Climate Desk

Climate Change Likely Made Hurricane Matthew Worse

October hurricanes aren’t supposed to be this bad.

People try to cross the over flowing Rouyonne river in the commune of Leogane, south of Port-au-Prince, October 5, 2016.
People try to cross the overflowing Rouyonne River in the commune of Leogane, south of Port-au-Prince, Haiti, on Wednesday.

Hector Retamal/Getty Images

This story originally appeared on Grist and is republished here with permission as part of Climate Desk.

October hurricanes aren’t supposed to be this scary.

Hurricane Matthew plowed across Haiti on Tuesday as one of the strongest storms ever recorded at this time of year—and the most powerful to strike that country in half a century. The United Nations is calling it the worst humanitarian crisis to hit Haiti since the 2010 earthquake. After swiping Cuba on Wednesday morning, Matthew now threatens the southeastern United States, with potential landfall by this weekend.


Tropical storm season technically runs through November, but August and September—when ocean temperatures peak—are typically the major months of concern. By October, sea surface temps usually decline, reducing storm intensity. (Warm water = jet fuel for hurricanes.)

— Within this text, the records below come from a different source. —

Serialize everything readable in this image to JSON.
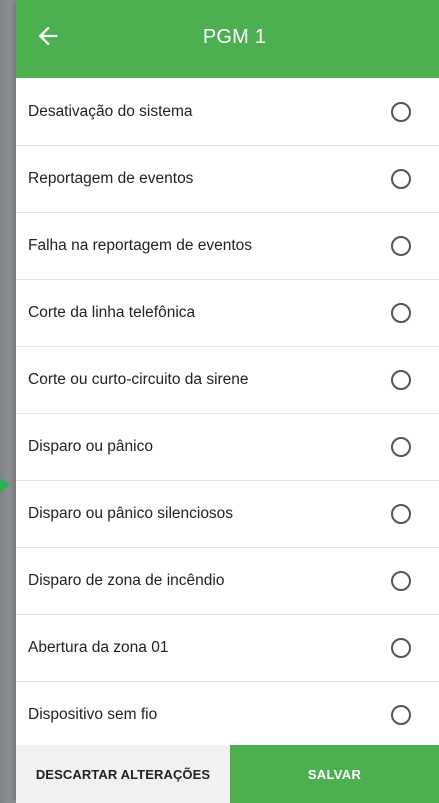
{
  "header": {
    "title": "PGM 1",
    "back_icon": "arrow-left-icon",
    "color": "#4caf50"
  },
  "items": [
    {
      "label": "Desativação do sistema",
      "selected": false
    },
    {
      "label": "Reportagem de eventos",
      "selected": false
    },
    {
      "label": "Falha na reportagem de eventos",
      "selected": false
    },
    {
      "label": "Corte da linha telefônica",
      "selected": false
    },
    {
      "label": "Corte ou curto-circuito da sirene",
      "selected": false
    },
    {
      "label": "Disparo ou pânico",
      "selected": false
    },
    {
      "label": "Disparo ou pânico silenciosos",
      "selected": false
    },
    {
      "label": "Disparo de zona de incêndio",
      "selected": false
    },
    {
      "label": "Abertura da zona 01",
      "selected": false
    },
    {
      "label": "Dispositivo sem fio",
      "selected": false
    }
  ],
  "footer": {
    "discard_label": "DESCARTAR ALTERAÇÕES",
    "save_label": "SALVAR"
  }
}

But CO2-heated oceans, combined with sea-level rise, could increase the danger of strong late-season storms. Recent studies suggest that tropical cyclones might become less frequent in a warmer world—but the ones we do get will be stronger and more damaging.

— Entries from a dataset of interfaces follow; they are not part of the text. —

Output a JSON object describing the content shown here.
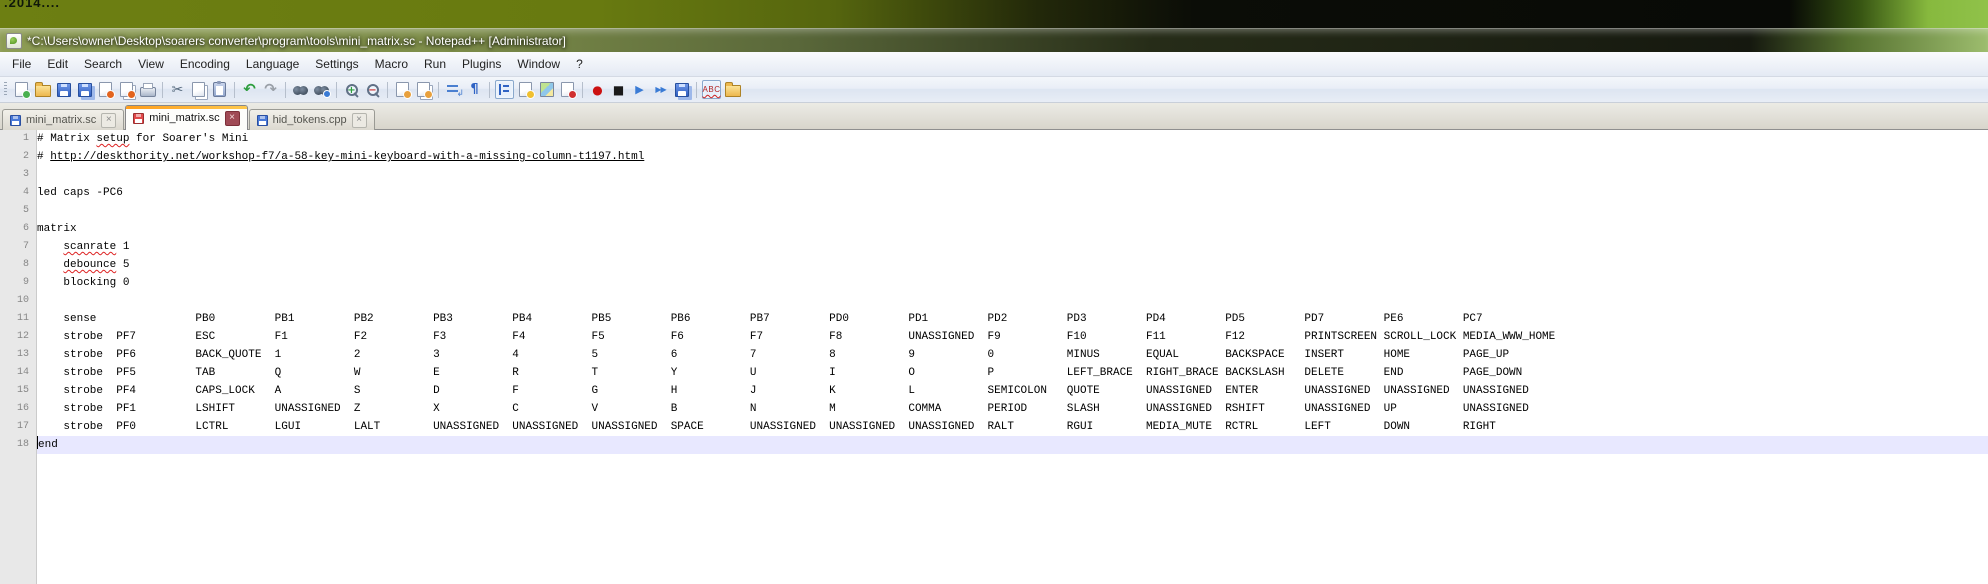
{
  "desktop": {
    "corner_text": ".2014...."
  },
  "window": {
    "title": "*C:\\Users\\owner\\Desktop\\soarers converter\\program\\tools\\mini_matrix.sc - Notepad++ [Administrator]"
  },
  "menu": {
    "items": [
      "File",
      "Edit",
      "Search",
      "View",
      "Encoding",
      "Language",
      "Settings",
      "Macro",
      "Run",
      "Plugins",
      "Window",
      "?"
    ]
  },
  "toolbar": {
    "groups": [
      [
        {
          "name": "new-file",
          "kind": "doc",
          "accent": "#49b04f"
        },
        {
          "name": "open-file",
          "kind": "folder"
        },
        {
          "name": "save-file",
          "kind": "floppy"
        },
        {
          "name": "save-all",
          "kind": "floppy",
          "double": true
        },
        {
          "name": "close-file",
          "kind": "doc",
          "accent": "#e2641f"
        },
        {
          "name": "close-all",
          "kind": "doc",
          "accent": "#e2641f",
          "double": true
        },
        {
          "name": "print",
          "kind": "print"
        }
      ],
      [
        {
          "name": "cut",
          "kind": "glyph",
          "glyph": "✂",
          "color": "#54687c",
          "size": 14
        },
        {
          "name": "copy",
          "kind": "doc",
          "double": true
        },
        {
          "name": "paste",
          "kind": "clip"
        }
      ],
      [
        {
          "name": "undo",
          "kind": "glyph",
          "glyph": "↶",
          "color": "#2e9e3e",
          "size": 15,
          "bold": true
        },
        {
          "name": "redo",
          "kind": "glyph",
          "glyph": "↷",
          "color": "#9aa0a8",
          "size": 15,
          "bold": true
        }
      ],
      [
        {
          "name": "find",
          "kind": "binoc"
        },
        {
          "name": "replace",
          "kind": "binoc",
          "accent": "#3a7bd5"
        }
      ],
      [
        {
          "name": "zoom-in",
          "kind": "mag",
          "accent": "#2e9e3e",
          "sign": "+"
        },
        {
          "name": "zoom-out",
          "kind": "mag",
          "accent": "#cc3333",
          "sign": "−"
        }
      ],
      [
        {
          "name": "sync-scroll-vertical",
          "kind": "doc",
          "accent": "#e8a03c"
        },
        {
          "name": "sync-scroll-horizontal",
          "kind": "doc",
          "accent": "#e8a03c",
          "double": true
        }
      ],
      [
        {
          "name": "word-wrap",
          "kind": "lines",
          "variant": "wrap",
          "color": "#4a7fd0"
        },
        {
          "name": "show-all-characters",
          "kind": "glyph",
          "glyph": "¶",
          "color": "#2f63c4",
          "size": 13,
          "bold": true
        }
      ],
      [
        {
          "name": "indent-guide",
          "kind": "lines",
          "variant": "vert",
          "color": "#2f63c4",
          "pressed": true
        },
        {
          "name": "define-your-language",
          "kind": "doc",
          "accent": "#f0c030"
        },
        {
          "name": "document-map",
          "kind": "map"
        },
        {
          "name": "function-list",
          "kind": "doc",
          "accent": "#d03030"
        }
      ],
      [
        {
          "name": "macro-record",
          "kind": "glyph",
          "glyph": "●",
          "color": "#cc1111",
          "size": 12
        },
        {
          "name": "macro-stop",
          "kind": "glyph",
          "glyph": "■",
          "color": "#1a1a1a",
          "size": 12
        },
        {
          "name": "macro-play",
          "kind": "glyph",
          "glyph": "▶",
          "color": "#3a7bd5",
          "size": 11
        },
        {
          "name": "macro-run-multiple",
          "kind": "glyph",
          "glyph": "▶▶",
          "color": "#3a7bd5",
          "size": 8,
          "bold": true
        },
        {
          "name": "macro-save",
          "kind": "floppy",
          "double": true
        }
      ],
      [
        {
          "name": "spell-check",
          "kind": "abc",
          "label": "ABC",
          "pressed": true
        },
        {
          "name": "file-browser",
          "kind": "folder"
        }
      ]
    ]
  },
  "tabs": [
    {
      "label": "mini_matrix.sc",
      "active": false,
      "modified": false
    },
    {
      "label": "mini_matrix.sc",
      "active": true,
      "modified": true
    },
    {
      "label": "hid_tokens.cpp",
      "active": false,
      "modified": false
    }
  ],
  "editor": {
    "lines": [
      {
        "num": 1,
        "text": "# Matrix setup for Soarer's Mini",
        "misspelled": [
          "setup"
        ]
      },
      {
        "num": 2,
        "text": "# http://deskthority.net/workshop-f7/a-58-key-mini-keyboard-with-a-missing-column-t1197.html",
        "link": "http://deskthority.net/workshop-f7/a-58-key-mini-keyboard-with-a-missing-column-t1197.html"
      },
      {
        "num": 3,
        "text": ""
      },
      {
        "num": 4,
        "text": "led caps -PC6"
      },
      {
        "num": 5,
        "text": ""
      },
      {
        "num": 6,
        "text": "matrix"
      },
      {
        "num": 7,
        "text": "    scanrate 1",
        "misspelled": [
          "scanrate"
        ]
      },
      {
        "num": 8,
        "text": "    debounce 5",
        "misspelled": [
          "debounce"
        ]
      },
      {
        "num": 9,
        "text": "    blocking 0"
      },
      {
        "num": 10,
        "text": ""
      },
      {
        "num": 11,
        "text": "    sense               PB0         PB1         PB2         PB3         PB4         PB5         PB6         PB7         PD0         PD1         PD2         PD3         PD4         PD5         PD7         PE6         PC7"
      },
      {
        "num": 12,
        "text": "    strobe  PF7         ESC         F1          F2          F3          F4          F5          F6          F7          F8          UNASSIGNED  F9          F10         F11         F12         PRINTSCREEN SCROLL_LOCK MEDIA_WWW_HOME"
      },
      {
        "num": 13,
        "text": "    strobe  PF6         BACK_QUOTE  1           2           3           4           5           6           7           8           9           0           MINUS       EQUAL       BACKSPACE   INSERT      HOME        PAGE_UP"
      },
      {
        "num": 14,
        "text": "    strobe  PF5         TAB         Q           W           E           R           T           Y           U           I           O           P           LEFT_BRACE  RIGHT_BRACE BACKSLASH   DELETE      END         PAGE_DOWN"
      },
      {
        "num": 15,
        "text": "    strobe  PF4         CAPS_LOCK   A           S           D           F           G           H           J           K           L           SEMICOLON   QUOTE       UNASSIGNED  ENTER       UNASSIGNED  UNASSIGNED  UNASSIGNED"
      },
      {
        "num": 16,
        "text": "    strobe  PF1         LSHIFT      UNASSIGNED  Z           X           C           V           B           N           M           COMMA       PERIOD      SLASH       UNASSIGNED  RSHIFT      UNASSIGNED  UP          UNASSIGNED"
      },
      {
        "num": 17,
        "text": "    strobe  PF0         LCTRL       LGUI        LALT        UNASSIGNED  UNASSIGNED  UNASSIGNED  SPACE       UNASSIGNED  UNASSIGNED  UNASSIGNED  RALT        RGUI        MEDIA_MUTE  RCTRL       LEFT        DOWN        RIGHT"
      },
      {
        "num": 18,
        "text": "end",
        "current": true,
        "caret": true
      }
    ]
  },
  "colors": {
    "current_line": "#e8e8ff",
    "squiggle": "#cc2222",
    "active_tab_accent": "#ff9d1c",
    "desktop_green": "#6d7f12"
  }
}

With surface temps currently at or above average for October, Matthew’s projected track is cause for alarm. The governors of Florida, Georgia, and both Carolinas have declared emergencies, with coastal evacuations—which could include millions of people—beginning Wednesday. Matthew might provide a very unwelcome October surprise.